REQUIRED WORK –
Output all of the entries beneath, exactly as written.

INPUT DATA –
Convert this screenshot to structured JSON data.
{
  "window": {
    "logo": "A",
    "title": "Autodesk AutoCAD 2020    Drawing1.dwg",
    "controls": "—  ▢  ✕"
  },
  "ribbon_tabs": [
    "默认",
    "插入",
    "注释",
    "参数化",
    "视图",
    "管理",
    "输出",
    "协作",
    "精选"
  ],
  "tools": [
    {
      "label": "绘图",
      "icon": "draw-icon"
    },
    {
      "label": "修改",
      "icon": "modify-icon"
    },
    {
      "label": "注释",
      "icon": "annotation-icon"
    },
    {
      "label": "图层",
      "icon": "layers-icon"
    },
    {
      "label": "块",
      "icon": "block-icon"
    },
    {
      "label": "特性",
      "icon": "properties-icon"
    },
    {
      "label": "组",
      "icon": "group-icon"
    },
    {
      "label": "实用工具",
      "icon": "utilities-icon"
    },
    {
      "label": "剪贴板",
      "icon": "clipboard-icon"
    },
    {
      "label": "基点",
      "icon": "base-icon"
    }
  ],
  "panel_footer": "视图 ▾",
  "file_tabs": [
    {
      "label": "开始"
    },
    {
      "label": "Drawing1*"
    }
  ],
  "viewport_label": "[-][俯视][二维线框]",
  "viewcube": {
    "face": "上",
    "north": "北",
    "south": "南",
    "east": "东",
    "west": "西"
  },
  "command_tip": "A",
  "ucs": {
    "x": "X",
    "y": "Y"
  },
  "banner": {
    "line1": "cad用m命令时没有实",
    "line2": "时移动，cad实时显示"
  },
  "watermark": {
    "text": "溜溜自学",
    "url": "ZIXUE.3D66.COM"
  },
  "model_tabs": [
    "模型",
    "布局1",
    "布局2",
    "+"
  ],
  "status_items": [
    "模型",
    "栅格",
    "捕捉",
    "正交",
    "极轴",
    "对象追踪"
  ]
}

PROBLEM SOLUTION –
Convert this screenshot to structured JSON data.
{
  "window": {
    "logo": "A",
    "title": "Autodesk AutoCAD 2020    Drawing1.dwg",
    "controls": "—  ▢  ✕"
  },
  "ribbon_tabs": [
    "默认",
    "插入",
    "注释",
    "参数化",
    "视图",
    "管理",
    "输出",
    "协作",
    "精选"
  ],
  "tools": [
    {
      "label": "绘图",
      "icon": "draw-icon"
    },
    {
      "label": "修改",
      "icon": "modify-icon"
    },
    {
      "label": "注释",
      "icon": "annotation-icon"
    },
    {
      "label": "图层",
      "icon": "layers-icon"
    },
    {
      "label": "块",
      "icon": "block-icon"
    },
    {
      "label": "特性",
      "icon": "properties-icon"
    },
    {
      "label": "组",
      "icon": "group-icon"
    },
    {
      "label": "实用工具",
      "icon": "utilities-icon"
    },
    {
      "label": "剪贴板",
      "icon": "clipboard-icon"
    },
    {
      "label": "基点",
      "icon": "base-icon"
    }
  ],
  "panel_footer": "视图 ▾",
  "file_tabs": [
    {
      "label": "开始"
    },
    {
      "label": "Drawing1*"
    }
  ],
  "viewport_label": "[-][俯视][二维线框]",
  "viewcube": {
    "face": "上",
    "north": "北",
    "south": "南",
    "east": "东",
    "west": "西"
  },
  "command_tip": "A",
  "ucs": {
    "x": "X",
    "y": "Y"
  },
  "banner": {
    "line1": "cad用m命令时没有实",
    "line2": "时移动，cad实时显示"
  },
  "watermark": {
    "text": "溜溜自学",
    "url": "ZIXUE.3D66.COM"
  },
  "model_tabs": [
    "模型",
    "布局1",
    "布局2",
    "+"
  ],
  "status_items": [
    "模型",
    "栅格",
    "捕捉",
    "正交",
    "极轴",
    "对象追踪"
  ]
}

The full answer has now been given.